• _EXERCISE GOAL_: Restate all of the data exactly.

═════ DATA SHOWN

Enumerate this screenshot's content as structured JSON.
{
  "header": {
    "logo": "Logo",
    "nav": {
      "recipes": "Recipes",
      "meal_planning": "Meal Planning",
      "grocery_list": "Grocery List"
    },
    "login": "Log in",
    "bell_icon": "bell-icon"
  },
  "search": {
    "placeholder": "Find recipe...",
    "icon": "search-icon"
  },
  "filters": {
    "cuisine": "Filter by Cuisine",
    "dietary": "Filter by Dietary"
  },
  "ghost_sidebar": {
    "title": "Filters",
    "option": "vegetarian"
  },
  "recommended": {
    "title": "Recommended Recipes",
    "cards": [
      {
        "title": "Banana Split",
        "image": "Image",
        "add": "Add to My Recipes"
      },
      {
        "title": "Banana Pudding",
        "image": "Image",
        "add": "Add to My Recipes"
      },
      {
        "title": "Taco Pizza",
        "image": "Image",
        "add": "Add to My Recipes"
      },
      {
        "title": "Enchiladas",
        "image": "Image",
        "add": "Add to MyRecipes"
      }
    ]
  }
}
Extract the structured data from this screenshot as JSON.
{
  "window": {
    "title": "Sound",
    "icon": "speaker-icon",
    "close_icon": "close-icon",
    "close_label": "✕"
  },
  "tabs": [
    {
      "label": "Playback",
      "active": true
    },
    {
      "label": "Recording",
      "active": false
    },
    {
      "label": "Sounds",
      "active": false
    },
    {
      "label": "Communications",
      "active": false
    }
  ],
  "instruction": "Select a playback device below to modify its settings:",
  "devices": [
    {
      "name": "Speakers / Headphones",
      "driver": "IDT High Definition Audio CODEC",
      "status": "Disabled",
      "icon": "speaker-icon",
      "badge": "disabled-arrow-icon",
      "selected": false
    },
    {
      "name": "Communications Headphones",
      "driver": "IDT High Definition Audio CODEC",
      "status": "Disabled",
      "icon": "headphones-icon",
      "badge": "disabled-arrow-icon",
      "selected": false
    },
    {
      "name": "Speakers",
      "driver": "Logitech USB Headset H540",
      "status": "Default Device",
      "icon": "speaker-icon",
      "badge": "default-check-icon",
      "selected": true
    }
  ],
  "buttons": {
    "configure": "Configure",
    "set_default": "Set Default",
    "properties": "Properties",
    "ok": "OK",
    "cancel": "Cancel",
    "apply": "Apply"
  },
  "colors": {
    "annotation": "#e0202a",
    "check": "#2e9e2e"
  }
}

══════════

• _EXPECTED OUTPUT_:
Enumerate this screenshot's content as structured JSON.
{
  "header": {
    "logo": "Logo",
    "nav": {
      "recipes": "Recipes",
      "meal_planning": "Meal Planning",
      "grocery_list": "Grocery List"
    },
    "login": "Log in",
    "bell_icon": "bell-icon"
  },
  "search": {
    "placeholder": "Find recipe...",
    "icon": "search-icon"
  },
  "filters": {
    "cuisine": "Filter by Cuisine",
    "dietary": "Filter by Dietary"
  },
  "ghost_sidebar": {
    "title": "Filters",
    "option": "vegetarian"
  },
  "recommended": {
    "title": "Recommended Recipes",
    "cards": [
      {
        "title": "Banana Split",
        "image": "Image",
        "add": "Add to My Recipes"
      },
      {
        "title": "Banana Pudding",
        "image": "Image",
        "add": "Add to My Recipes"
      },
      {
        "title": "Taco Pizza",
        "image": "Image",
        "add": "Add to My Recipes"
      },
      {
        "title": "Enchiladas",
        "image": "Image",
        "add": "Add to MyRecipes"
      }
    ]
  }
}
Extract the structured data from this screenshot as JSON.
{
  "window": {
    "title": "Sound",
    "icon": "speaker-icon",
    "close_icon": "close-icon",
    "close_label": "✕"
  },
  "tabs": [
    {
      "label": "Playback",
      "active": true
    },
    {
      "label": "Recording",
      "active": false
    },
    {
      "label": "Sounds",
      "active": false
    },
    {
      "label": "Communications",
      "active": false
    }
  ],
  "instruction": "Select a playback device below to modify its settings:",
  "devices": [
    {
      "name": "Speakers / Headphones",
      "driver": "IDT High Definition Audio CODEC",
      "status": "Disabled",
      "icon": "speaker-icon",
      "badge": "disabled-arrow-icon",
      "selected": false
    },
    {
      "name": "Communications Headphones",
      "driver": "IDT High Definition Audio CODEC",
      "status": "Disabled",
      "icon": "headphones-icon",
      "badge": "disabled-arrow-icon",
      "selected": false
    },
    {
      "name": "Speakers",
      "driver": "Logitech USB Headset H540",
      "status": "Default Device",
      "icon": "speaker-icon",
      "badge": "default-check-icon",
      "selected": true
    }
  ],
  "buttons": {
    "configure": "Configure",
    "set_default": "Set Default",
    "properties": "Properties",
    "ok": "OK",
    "cancel": "Cancel",
    "apply": "Apply"
  },
  "colors": {
    "annotation": "#e0202a",
    "check": "#2e9e2e"
  }
}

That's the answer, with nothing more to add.